A lifelong United fan, Neville has spent three years battling against a succession of injuries that started with a broken ankle and eventually turned into more muscular concerns.
Yet the 35-year-old has kept battling and although he is still to make an appearance for the Red Devils this season, is confident of doing so once the international break is over and the matches start to pile up.
Neville accepts on age grounds alone the time is drawing near when he will have to call time on his stellar career.
But, without the motivation of trying to play for United, he believes that day would have already passed.
"What keeps me going is the thought of running out at Old Trafford and winning trophies," he said.
"It is all I have known since I came to my first match when I was four. If I was anywhere else I would struggle.
"At this stage of my career, my motivation is to extract every since ounce of enjoyment I can.
"I want to contribute to a team that can win things. That is all I have ever wanted to do."
In a sense, Neville is in extra-time anyway.
At the end of April last season, long after fellow veterans Ryan Giggs and Paul Scholes had been handed one-year extensions, Neville was still waiting for Sir Alex Ferguson to extend the same gesture his way.
The former England full-back had long since stopped worrying about such matters.
Yet, as the realisation of what was coming suddenly dawned, he confirmed his feeling that life was about to change.
"I turned round during training one morning and said 'I have three games to go at Manchester United'," said Neville at a sponsorship announcement for Singha Beer.
"I had not spoken to the club and I genuinely felt it could be the last three weeks.

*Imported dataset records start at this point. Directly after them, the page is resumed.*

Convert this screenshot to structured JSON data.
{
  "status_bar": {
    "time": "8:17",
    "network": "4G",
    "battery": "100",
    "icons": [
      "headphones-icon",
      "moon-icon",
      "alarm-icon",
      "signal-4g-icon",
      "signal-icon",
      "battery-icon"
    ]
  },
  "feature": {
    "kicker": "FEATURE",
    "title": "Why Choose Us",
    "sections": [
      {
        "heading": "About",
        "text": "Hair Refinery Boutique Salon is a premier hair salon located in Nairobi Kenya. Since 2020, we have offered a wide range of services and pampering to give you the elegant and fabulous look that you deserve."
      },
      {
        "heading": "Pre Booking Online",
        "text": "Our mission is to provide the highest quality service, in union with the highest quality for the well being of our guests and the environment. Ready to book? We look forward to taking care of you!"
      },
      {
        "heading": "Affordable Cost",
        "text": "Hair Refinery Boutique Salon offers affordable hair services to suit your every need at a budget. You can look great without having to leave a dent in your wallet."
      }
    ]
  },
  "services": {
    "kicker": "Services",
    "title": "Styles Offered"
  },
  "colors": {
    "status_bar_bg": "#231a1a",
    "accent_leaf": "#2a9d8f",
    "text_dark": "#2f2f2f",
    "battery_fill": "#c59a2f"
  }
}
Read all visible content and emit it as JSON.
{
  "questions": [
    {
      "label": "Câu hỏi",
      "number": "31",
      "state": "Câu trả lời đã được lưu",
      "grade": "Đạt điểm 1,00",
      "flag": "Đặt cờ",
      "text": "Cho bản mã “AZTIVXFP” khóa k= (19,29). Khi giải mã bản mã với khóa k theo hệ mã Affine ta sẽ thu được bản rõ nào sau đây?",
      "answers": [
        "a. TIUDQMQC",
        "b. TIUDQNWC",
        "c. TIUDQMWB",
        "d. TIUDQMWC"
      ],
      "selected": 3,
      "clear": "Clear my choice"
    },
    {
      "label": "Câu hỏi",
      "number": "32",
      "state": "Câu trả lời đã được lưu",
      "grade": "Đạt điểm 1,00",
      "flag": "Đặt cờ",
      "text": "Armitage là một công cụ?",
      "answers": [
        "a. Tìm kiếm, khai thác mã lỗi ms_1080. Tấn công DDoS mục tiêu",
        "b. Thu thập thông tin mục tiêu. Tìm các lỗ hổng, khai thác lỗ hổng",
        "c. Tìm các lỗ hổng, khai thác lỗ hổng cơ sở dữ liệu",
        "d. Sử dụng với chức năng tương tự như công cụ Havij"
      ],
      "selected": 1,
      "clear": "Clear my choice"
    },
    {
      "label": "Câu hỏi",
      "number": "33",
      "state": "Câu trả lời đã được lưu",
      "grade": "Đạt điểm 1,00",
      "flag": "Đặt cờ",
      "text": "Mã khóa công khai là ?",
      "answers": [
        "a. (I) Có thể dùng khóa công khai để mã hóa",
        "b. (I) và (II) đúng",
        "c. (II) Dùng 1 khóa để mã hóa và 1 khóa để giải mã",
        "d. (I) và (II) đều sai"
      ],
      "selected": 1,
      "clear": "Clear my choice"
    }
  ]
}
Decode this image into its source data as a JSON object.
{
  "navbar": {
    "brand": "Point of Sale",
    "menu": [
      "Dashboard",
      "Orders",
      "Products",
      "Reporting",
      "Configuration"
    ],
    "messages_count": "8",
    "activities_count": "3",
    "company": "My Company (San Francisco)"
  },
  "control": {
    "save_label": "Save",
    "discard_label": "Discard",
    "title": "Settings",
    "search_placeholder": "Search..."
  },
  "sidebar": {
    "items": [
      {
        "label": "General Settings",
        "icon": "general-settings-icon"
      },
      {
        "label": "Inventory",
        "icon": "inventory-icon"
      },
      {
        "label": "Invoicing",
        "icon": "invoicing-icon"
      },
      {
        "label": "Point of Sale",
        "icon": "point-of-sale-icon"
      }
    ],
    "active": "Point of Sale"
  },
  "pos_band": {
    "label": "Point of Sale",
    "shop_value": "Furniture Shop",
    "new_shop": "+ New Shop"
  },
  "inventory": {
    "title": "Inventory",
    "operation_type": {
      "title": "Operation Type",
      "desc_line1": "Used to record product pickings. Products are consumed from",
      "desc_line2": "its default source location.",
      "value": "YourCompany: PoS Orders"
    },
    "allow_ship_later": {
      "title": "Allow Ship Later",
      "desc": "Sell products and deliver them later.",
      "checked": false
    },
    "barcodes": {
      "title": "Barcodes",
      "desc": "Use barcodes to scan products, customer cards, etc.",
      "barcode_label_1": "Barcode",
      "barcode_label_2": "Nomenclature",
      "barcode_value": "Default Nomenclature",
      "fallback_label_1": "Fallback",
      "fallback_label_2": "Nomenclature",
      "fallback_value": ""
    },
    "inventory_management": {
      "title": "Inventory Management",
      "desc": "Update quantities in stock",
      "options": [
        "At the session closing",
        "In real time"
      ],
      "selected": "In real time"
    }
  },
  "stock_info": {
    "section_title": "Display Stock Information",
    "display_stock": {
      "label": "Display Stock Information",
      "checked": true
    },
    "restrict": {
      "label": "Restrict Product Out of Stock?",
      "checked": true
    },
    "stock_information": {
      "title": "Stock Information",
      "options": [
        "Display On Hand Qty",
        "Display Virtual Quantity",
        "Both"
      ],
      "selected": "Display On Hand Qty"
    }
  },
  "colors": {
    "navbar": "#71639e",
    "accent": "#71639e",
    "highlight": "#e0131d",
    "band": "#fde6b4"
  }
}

"The club didn't owe me anything and I was more than happy. I was enjoying myself.
"In some ways, my best football came in a period I thought I was just going to enjoy."
So well was Neville playing at the time there was even talk of a call into Fabio Capello's World Cup squad.
In the end, the Italian never got in touch and given subsequent events involving David Beckham, it is almost certain Neville will never represent his country again.
Still, with 85 caps he has not done badly, his final international appropriately enough against Spain at Old Trafford, just before that fateful ankle injury at the end of what he now classes as the second phase of his career.
"My career has been in three distinct parts," he said.
"I had the pre-first-team time, then from 19 to nearly 33, it was virtually flawless.
"I was always on the teamsheet and regularly playing nearly 50 games a season.
"Then I got the injury and was missing for 18 months. Coming back I felt as though the game had moved on and found it really difficult to adapt.
"It was like I had to learn to adapt to my own body. I was training differently."
It was a whole new experience, similar to the one he had to cope with all those years ago when he made his breakthrough from that famous "Class of 92".
"I feel as though I am starting again. I have had to build myself up from the bottom," he continued.
"Now I have to target 30 games."
As United played only three times in the opening three weeks of the season and John O'Shea started every game, Neville has been watching from the stands.
But a similar period this month sees United playing seven times, including their opening two Champions League games and a Carling Cup trip to Scunthorpe.
This is where Neville feels his opportunities will come.
"There are periods where I have to be ready for the manager to use me," he said.
"You can almost tell when those times will be. Coming up to Christmas when the pitches start to get a bit rougher and experience is required. Post-Christmas when some of the younger players have had six months and need a rest.
"My first games this season will probably be in the Carling Cup and lesser games.
"I know there will be some point in the season where the manager needs me. I have to be ready for that moment."